• **Supplied entries**
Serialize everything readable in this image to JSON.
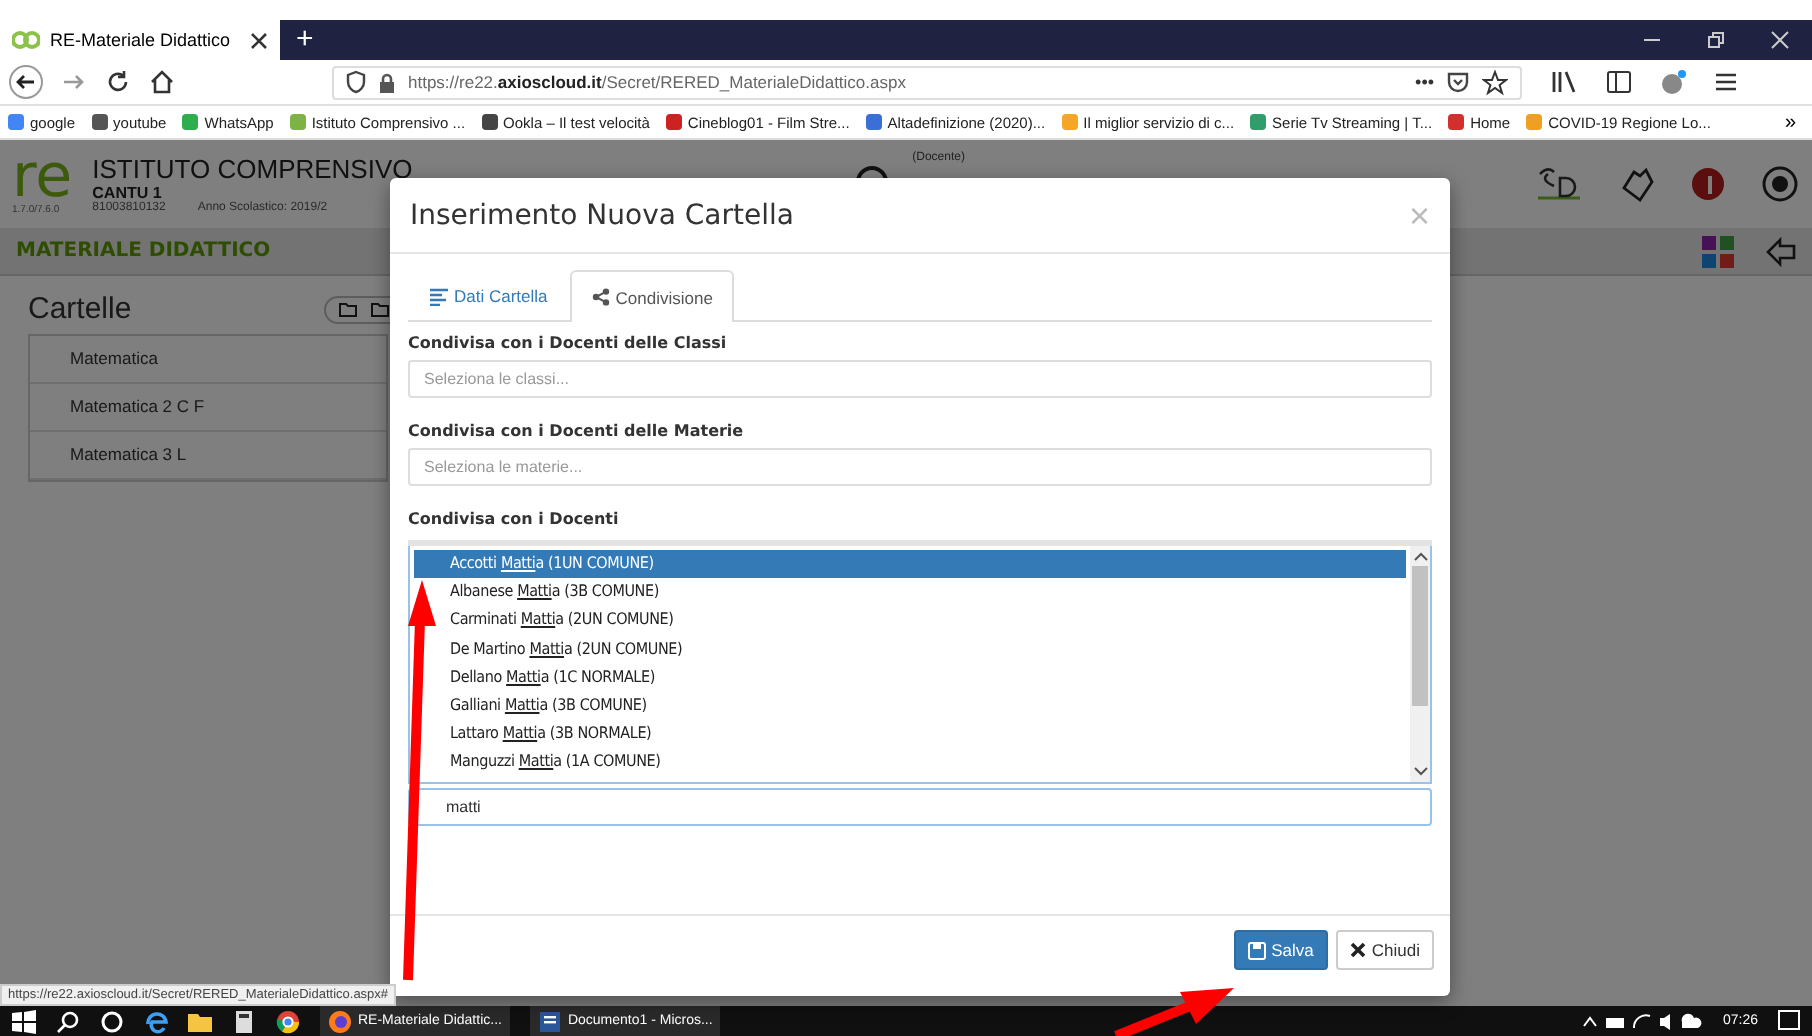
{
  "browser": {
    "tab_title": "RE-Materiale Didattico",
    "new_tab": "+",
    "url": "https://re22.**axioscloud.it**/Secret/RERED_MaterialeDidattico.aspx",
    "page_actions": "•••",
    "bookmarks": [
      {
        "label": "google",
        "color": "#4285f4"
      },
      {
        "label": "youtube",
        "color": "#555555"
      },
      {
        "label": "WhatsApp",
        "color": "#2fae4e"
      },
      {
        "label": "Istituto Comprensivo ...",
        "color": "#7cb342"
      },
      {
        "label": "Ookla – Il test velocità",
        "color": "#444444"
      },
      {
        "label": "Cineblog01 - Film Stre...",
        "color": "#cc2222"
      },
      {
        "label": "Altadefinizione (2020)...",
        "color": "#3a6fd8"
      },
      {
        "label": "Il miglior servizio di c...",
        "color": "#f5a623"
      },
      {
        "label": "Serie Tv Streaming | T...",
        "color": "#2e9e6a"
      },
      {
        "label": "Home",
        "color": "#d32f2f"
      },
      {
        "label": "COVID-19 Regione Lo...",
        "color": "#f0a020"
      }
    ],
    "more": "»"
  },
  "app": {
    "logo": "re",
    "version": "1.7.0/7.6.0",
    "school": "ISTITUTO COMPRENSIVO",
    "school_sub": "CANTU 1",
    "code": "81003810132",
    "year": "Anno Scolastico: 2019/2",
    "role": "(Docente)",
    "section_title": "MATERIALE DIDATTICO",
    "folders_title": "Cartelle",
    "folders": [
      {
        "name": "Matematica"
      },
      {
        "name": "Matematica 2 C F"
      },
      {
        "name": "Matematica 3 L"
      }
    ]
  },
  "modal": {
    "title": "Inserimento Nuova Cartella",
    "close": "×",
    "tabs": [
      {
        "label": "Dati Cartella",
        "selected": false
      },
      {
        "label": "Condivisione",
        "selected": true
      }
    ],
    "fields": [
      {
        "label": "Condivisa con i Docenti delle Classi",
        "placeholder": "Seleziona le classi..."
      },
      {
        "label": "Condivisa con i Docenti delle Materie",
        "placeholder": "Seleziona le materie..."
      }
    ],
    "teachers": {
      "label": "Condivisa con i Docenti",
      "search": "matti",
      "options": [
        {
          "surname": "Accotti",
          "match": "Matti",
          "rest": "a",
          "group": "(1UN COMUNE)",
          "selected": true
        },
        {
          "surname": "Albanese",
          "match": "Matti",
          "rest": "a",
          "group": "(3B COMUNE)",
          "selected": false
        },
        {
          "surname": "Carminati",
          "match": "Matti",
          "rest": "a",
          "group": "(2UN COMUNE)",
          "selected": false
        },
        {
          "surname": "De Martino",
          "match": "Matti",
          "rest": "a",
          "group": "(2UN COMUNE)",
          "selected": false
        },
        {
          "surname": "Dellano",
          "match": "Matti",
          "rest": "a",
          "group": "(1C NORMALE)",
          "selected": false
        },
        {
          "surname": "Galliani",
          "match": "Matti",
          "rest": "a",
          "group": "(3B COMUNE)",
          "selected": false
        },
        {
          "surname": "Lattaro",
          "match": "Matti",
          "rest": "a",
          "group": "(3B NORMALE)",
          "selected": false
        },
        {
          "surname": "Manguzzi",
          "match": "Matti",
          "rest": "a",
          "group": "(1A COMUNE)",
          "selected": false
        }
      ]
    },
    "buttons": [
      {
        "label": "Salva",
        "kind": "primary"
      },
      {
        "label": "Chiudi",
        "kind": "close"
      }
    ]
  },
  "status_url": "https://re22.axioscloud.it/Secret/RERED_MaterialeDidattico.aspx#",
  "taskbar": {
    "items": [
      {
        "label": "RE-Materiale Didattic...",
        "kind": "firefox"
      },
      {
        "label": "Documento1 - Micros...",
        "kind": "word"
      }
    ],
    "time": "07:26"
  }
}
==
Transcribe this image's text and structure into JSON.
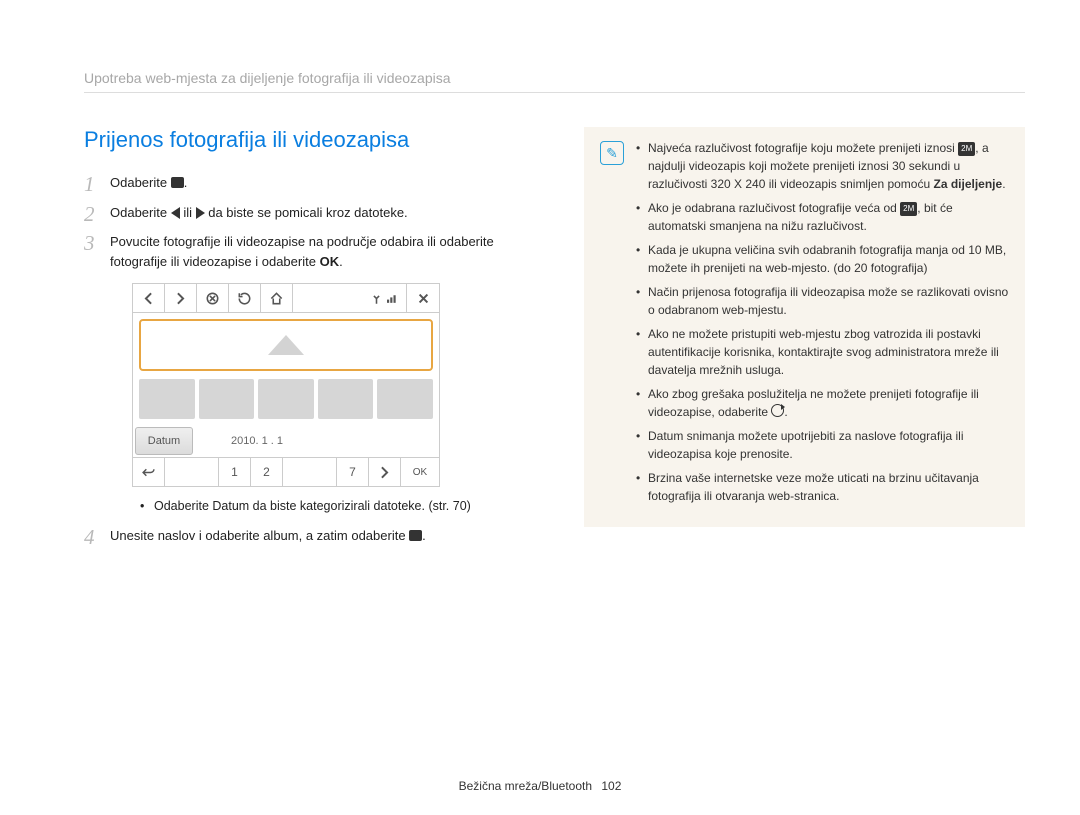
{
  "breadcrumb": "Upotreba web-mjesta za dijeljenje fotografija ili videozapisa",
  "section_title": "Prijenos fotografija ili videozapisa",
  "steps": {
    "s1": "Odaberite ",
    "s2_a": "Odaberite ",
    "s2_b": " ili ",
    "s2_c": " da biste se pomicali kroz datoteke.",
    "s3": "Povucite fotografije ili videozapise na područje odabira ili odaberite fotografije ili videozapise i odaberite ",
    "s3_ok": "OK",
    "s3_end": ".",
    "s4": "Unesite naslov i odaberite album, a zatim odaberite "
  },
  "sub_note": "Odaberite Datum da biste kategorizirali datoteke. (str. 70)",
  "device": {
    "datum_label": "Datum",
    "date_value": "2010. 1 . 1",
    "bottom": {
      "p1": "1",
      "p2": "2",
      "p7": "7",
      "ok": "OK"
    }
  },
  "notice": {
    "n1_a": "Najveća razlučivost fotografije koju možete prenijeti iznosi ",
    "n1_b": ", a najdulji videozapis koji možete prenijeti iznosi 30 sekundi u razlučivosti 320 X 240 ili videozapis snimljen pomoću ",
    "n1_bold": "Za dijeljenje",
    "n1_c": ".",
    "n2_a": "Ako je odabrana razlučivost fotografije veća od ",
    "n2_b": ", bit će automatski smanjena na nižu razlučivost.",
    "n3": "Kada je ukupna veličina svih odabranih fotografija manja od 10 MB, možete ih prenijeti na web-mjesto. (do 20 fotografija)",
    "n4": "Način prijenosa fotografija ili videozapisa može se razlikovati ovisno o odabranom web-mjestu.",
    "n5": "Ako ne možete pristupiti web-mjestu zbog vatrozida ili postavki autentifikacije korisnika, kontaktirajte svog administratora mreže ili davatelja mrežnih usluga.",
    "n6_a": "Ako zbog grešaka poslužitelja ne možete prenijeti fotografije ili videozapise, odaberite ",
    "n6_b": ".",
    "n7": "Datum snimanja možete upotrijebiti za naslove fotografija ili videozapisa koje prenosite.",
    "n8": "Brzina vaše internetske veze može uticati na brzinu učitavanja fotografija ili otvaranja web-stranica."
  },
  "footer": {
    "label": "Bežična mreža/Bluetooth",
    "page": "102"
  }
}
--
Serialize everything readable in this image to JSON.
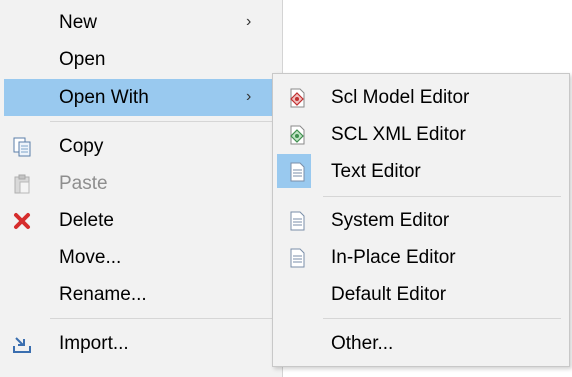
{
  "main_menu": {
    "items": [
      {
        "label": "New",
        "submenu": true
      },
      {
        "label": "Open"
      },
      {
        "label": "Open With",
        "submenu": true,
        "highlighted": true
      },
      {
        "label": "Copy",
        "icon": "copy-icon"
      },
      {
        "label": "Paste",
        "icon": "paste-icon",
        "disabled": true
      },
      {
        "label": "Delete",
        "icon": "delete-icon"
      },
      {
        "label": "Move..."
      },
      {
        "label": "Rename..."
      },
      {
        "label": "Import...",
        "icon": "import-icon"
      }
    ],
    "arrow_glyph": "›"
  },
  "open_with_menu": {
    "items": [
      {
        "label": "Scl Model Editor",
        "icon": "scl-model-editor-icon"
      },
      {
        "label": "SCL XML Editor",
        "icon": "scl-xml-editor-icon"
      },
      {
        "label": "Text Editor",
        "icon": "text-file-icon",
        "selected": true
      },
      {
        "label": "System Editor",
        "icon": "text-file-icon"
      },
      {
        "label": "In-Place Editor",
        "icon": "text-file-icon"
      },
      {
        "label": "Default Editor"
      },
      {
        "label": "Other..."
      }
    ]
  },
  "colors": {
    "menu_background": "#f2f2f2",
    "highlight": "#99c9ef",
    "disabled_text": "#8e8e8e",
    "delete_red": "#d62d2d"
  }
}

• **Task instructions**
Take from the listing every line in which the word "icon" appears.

• **Task solution**
        "icon": "copy-icon"
        "icon": "paste-icon",
        "icon": "delete-icon"
        "icon": "import-icon"
        "icon": "scl-model-editor-icon"
        "icon": "scl-xml-editor-icon"
        "icon": "text-file-icon",
        "icon": "text-file-icon"
        "icon": "text-file-icon"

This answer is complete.